According to the World Health Organization’s estimates, one third of the world’s population is overweight or obese. This staggering statistic points to the need to address a problem which is now going beyond just the United States.
Michael Pollan is an author, journalist, activist, and professor of journalism at UC Berkley who has written six books, all addressing, in his opinion, how our relationship with what we eat is broken. He states, “Instead of food, we are consuming “edible food-like substances” – no longer the products of nature but of food science.” His advice is solid: Eat real food – vegetables, fruits, whole grains, fish, and meat. Pollan offers 7 Rules for Eating that are good solid rules to live and eat healthfully by.
- Don’t eat anything previous generations would not recognize as food. Would they recognize a portable yogurt tube or a toaster pastry?
- Don’t eat anything with more than five ingredients, or ingredients you cannot pronounce.
- Shop the perimeter of the store where real, basic food tends to be. Think about it…these foods are near the loading docks where it can be replaced frequently by fresh foods when it goes bad.
- Don’t eat anything that will not eventually rot. It should be a bit disconcerting that foods like Twinkies never go bad. Can something like that really be considered “food”?
- Leave the table when you are no longer hungry, not when you are full. Stop eating before realizing and regretting that you “ate too much.”
- Eat around a table, not a TV. Eat at regular meal times. Eat and only eat. Take time during a busy day to eat/refuel.
- Don’t buy food where you buy gas. Most foods there are not “foods of nature but of food science.”

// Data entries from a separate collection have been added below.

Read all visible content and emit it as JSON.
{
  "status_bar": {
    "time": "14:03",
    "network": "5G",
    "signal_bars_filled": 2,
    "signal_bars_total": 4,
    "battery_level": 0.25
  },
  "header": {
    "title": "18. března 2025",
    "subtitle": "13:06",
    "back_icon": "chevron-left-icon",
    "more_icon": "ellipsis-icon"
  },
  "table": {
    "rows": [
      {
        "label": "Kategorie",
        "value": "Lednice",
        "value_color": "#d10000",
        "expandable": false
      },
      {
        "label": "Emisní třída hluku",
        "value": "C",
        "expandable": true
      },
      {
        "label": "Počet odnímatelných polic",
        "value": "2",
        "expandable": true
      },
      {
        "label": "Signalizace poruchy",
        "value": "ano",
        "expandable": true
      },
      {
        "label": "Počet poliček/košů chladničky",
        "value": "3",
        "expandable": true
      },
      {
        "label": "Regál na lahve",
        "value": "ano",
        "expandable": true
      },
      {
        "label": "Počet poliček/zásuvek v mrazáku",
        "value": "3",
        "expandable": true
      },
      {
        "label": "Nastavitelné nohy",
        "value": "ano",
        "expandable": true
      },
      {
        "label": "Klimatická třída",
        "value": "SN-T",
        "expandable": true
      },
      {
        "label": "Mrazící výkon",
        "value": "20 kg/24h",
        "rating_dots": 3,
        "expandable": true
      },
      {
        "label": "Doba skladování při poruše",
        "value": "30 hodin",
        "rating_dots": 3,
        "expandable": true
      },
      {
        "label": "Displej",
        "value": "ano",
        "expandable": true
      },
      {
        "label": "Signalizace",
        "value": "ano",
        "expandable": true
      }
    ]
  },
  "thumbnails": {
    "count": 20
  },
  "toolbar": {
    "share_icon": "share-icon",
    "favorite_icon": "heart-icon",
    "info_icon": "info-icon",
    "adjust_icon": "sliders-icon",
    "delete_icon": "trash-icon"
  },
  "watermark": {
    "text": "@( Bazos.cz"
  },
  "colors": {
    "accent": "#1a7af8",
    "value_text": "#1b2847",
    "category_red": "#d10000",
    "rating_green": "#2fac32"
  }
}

This advice is simple, understandable, and not made harder than it has to be as is the case with a lot of nutrition information. These rules are simple. The hard part is changing lifestyle habits in a culture of too much food eaten too often. That is where one’s readiness to change becomes key. We should all remember that good health trumps good food.
Fran Matteson, MS,RD